    This husband and wife have worked together to create award-winning illustrations. Also awarded the Caldecott, they have the distinction of being the only consecutive winners — in 1976 and 1977. Each of their works is a collaboration between their styles. Occasionally, Lee Dillon, their son, a gifted sculptor, painter and craftsman, is also featured in their works.

     
  • mock caldecott 01 

    We have a tradition here at the Provo City Library to do a Mock Caldecott—both to help us understand the process that the real Caldecott committee goes through to pick "the most distinguished book in children’s literature," and to help us get to know and love the picture books that came out in the past year. The Caldecott is awarded specifically to illustrators of children's books, and only American illustrators are eligible (check out a few of our recent favorites from international illustrators here).

    This year our group of 26 children’s book friends picked one winner and four honor books.

    Winner:

    1.22 Bear Came AlongBEAR CAME ALONG
    Written by Richard T. Morris
    Illustrated by LeUyen Pham
    (2019)

    This book is about a bear that goes on a journey down a river. The story is fun, but the illustrations were what made the book for our Mock Caldecott group. First of all, we loved the color. You may notice that the bear at first is not even fully colored. It is only when he goes to the river that he becomes the rich brown bear that is depicted in the rest of the book. Plus, if there are also other details that show that the closer to the river something is, the more color there is on that thing. The use of color tells as much of a story as does the actual story.

    We also loved the use of line and motion for the book. The way that the river jogs through the pages is brilliantly done and it gets us to want to turn the page to see what is happening next. Speaking of page turns, the one where readers know that a waterfall is coming is pure perspective brilliance.

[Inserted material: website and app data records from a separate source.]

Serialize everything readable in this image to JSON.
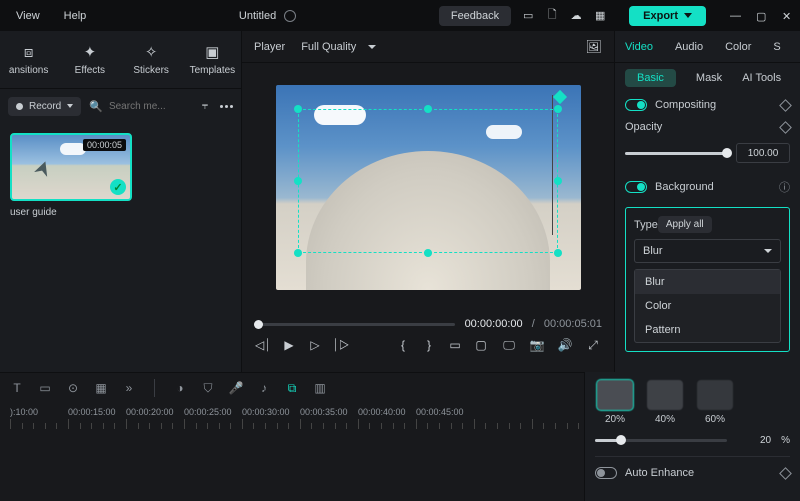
{
  "titlebar": {
    "view": "View",
    "help": "Help",
    "title": "Untitled",
    "feedback": "Feedback",
    "export": "Export"
  },
  "media_tabs": {
    "transitions": "ansitions",
    "effects": "Effects",
    "stickers": "Stickers",
    "templates": "Templates"
  },
  "media_toolbar": {
    "record": "Record",
    "search_placeholder": "Search me..."
  },
  "clip": {
    "duration": "00:00:05",
    "name": "user guide"
  },
  "player": {
    "player_label": "Player",
    "quality": "Full Quality",
    "current": "00:00:00:00",
    "sep": "/",
    "duration": "00:00:05:01"
  },
  "inspector": {
    "tabs": {
      "video": "Video",
      "audio": "Audio",
      "color": "Color",
      "s": "S"
    },
    "subtabs": {
      "basic": "Basic",
      "mask": "Mask",
      "ai": "AI Tools"
    },
    "compositing": "Compositing",
    "opacity": "Opacity",
    "opacity_value": "100.00",
    "background": "Background",
    "type": "Type",
    "apply_all": "Apply all",
    "dropdown_value": "Blur",
    "options": {
      "blur": "Blur",
      "color": "Color",
      "pattern": "Pattern"
    },
    "swatches": {
      "s20": "20%",
      "s40": "40%",
      "s60": "60%"
    },
    "blur_value": "20",
    "pct": "%",
    "auto_enhance": "Auto Enhance"
  },
  "ruler": {
    "t0": "):10:00",
    "t1": "00:00:15:00",
    "t2": "00:00:20:00",
    "t3": "00:00:25:00",
    "t4": "00:00:30:00",
    "t5": "00:00:35:00",
    "t6": "00:00:40:00",
    "t7": "00:00:45:00"
  }
}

    Yeah, we really liked this book. 

     

    Honor Books (in alphabetical order by title):

    1.22 Field Trip to the MoonFIELD TRIP TO THE MOON
    Written and illustrated by John Hare
    (2019)

    In this story a young astronaut goes on a field trip (on a spaceship school bus) to the moon. However, once there, the moon-visitor gets distracted and starts coloring with crayons on a notepad. There is so much to draw that soon the spaceship school bus leaves, stranding the young cosmonaut. He ends up meeting a group of aliens who are enthralled with the box of crayons he uses for art. This wordless picture book is full of brilliant colors that pop against black, grey, and white backgrounds. 

     

    1.22 Fry BreadFRY BREAD: A NATIVE AMERICAN FAMILY STORY
    Written by Kevin Noble Maillard
    Illustrated by Juana Martinez-Neal
    (2019)

    This picture book tells the story of a Native American family that spends time together making fry bread. The illustrations are beautiful. We loved the vivid expressions on the characters' faces, the diversity of the family (they don’t all look like the stereotypical portrayal of Native Americans, which is a breath of fresh air), and the extra details that add so much to each illustration. Plus, for added happiness there is a recipe in the back! 

     

    1.22 Rabbit and the MotorbikeRABBIT AND THE MOTORBIKE
    Written by Kate Hoefler
    Illustrated by Sarah Jacoby
    (2019)

    This story is about Rabbit who always stays close to home, prefering to listen to his friend Dog's stories of adventure on a motorbike. But one day, Dog is gone and leaves his motorbike to Rabbit. Our group loved the details and the lines of motion in this story. We especially loved the full-page spreads that showed the emotions connected to all of Rabbit’s feelings and adventures. 

     

    1.22 A Stone Sat StillA STONE SAT STILL
    Written and Illustrated by Brendan Wenzel
    (2019)

    Stone doesn’t go very far—and yet there is so much that happens. From the various creatures that come and use the stone to all the light and dark moments there is a lot that happens in one small place. Our group loved how the illustrations depicted so much—each illustration has a unique feeling that matches the various moments for the stone. These are illustrations that beg to be looked at multiple times so that you can see all of the things hidden in the pictures.